TASK OBJECTIVE:
Your job is to copy every line in the material containing the word "中国榫卯结构".

MATERIAL TO PROCESS:
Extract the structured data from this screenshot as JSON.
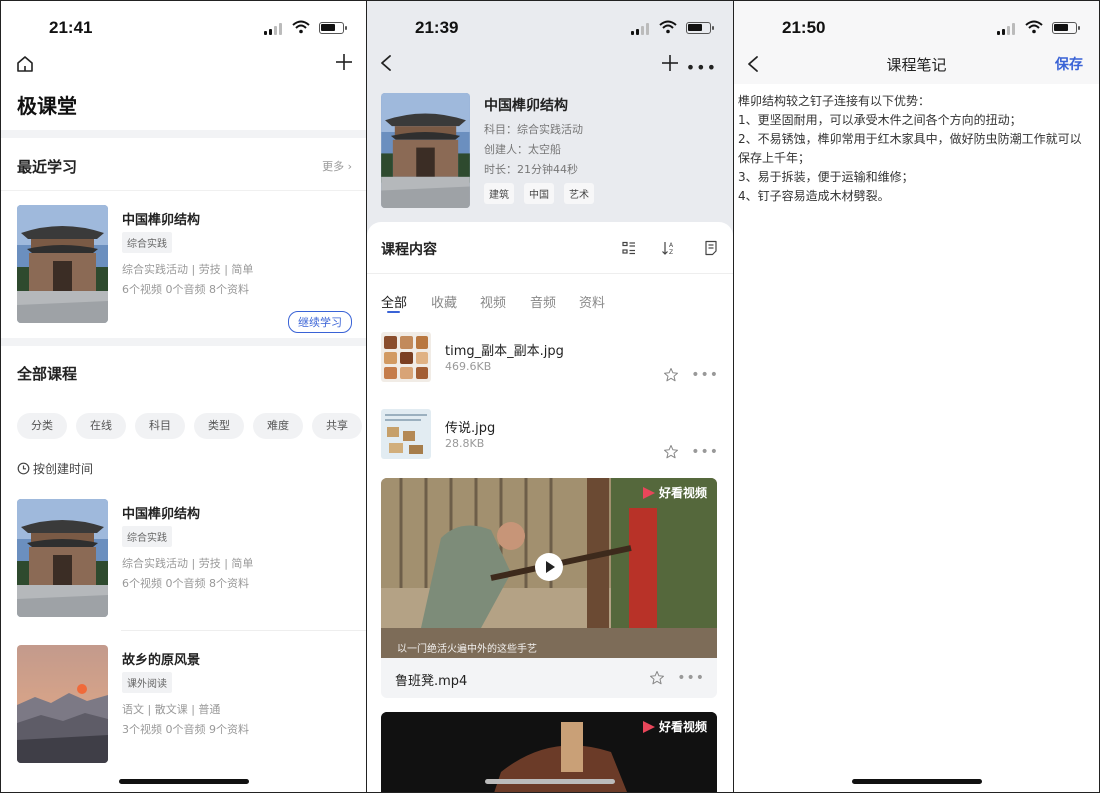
{
  "screen1": {
    "status_time": "21:41",
    "app_title": "极课堂",
    "recent_section": "最近学习",
    "more_label": "更多 ›",
    "recent_course": {
      "title": "中国榫卯结构",
      "tag": "综合实践",
      "meta1": "综合实践活动 | 劳技 | 简单",
      "meta2": "6个视频   0个音频   8个资料",
      "continue_label": "继续学习"
    },
    "all_section": "全部课程",
    "filters": [
      "分类",
      "在线",
      "科目",
      "类型",
      "难度",
      "共享"
    ],
    "sort_label": "按创建时间",
    "courses": [
      {
        "title": "中国榫卯结构",
        "tag": "综合实践",
        "meta1": "综合实践活动 | 劳技 | 简单",
        "meta2": "6个视频   0个音频   8个资料"
      },
      {
        "title": "故乡的原风景",
        "tag": "课外阅读",
        "meta1": "语文 | 散文课 | 普通",
        "meta2": "3个视频   0个音频   9个资料"
      }
    ]
  },
  "screen2": {
    "status_time": "21:39",
    "course_title": "中国榫卯结构",
    "subject_line": "科目：综合实践活动",
    "creator_line": "创建人：太空船",
    "duration_line": "时长：21分钟44秒",
    "tags": [
      "建筑",
      "中国",
      "艺术"
    ],
    "panel_title": "课程内容",
    "tabs": [
      "全部",
      "收藏",
      "视频",
      "音频",
      "资料"
    ],
    "files": [
      {
        "name": "timg_副本_副本.jpg",
        "size": "469.6KB"
      },
      {
        "name": "传说.jpg",
        "size": "28.8KB"
      }
    ],
    "video": {
      "name": "鲁班凳.mp4",
      "watermark": "好看视频",
      "subtitle": "以一门绝活火遍中外的这些手艺"
    },
    "video2_watermark": "好看视频"
  },
  "screen3": {
    "status_time": "21:50",
    "title": "课程笔记",
    "save_label": "保存",
    "note_lines": [
      "榫卯结构较之钉子连接有以下优势：",
      "1、更坚固耐用，可以承受木件之间各个方向的扭动；",
      "2、不易锈蚀，榫卯常用于红木家具中，做好防虫防潮工作就可以保存上千年；",
      "3、易于拆装，便于运输和维修；",
      "4、钉子容易造成木材劈裂。"
    ]
  },
  "colors": {
    "accent": "#3a63d6",
    "muted": "#999999",
    "chip_bg": "#f1f2f4"
  }
}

RESPONSE FOR THIS EXERCISE:
      "title": "中国榫卯结构",
        "title": "中国榫卯结构",
    "course_title": "中国榫卯结构",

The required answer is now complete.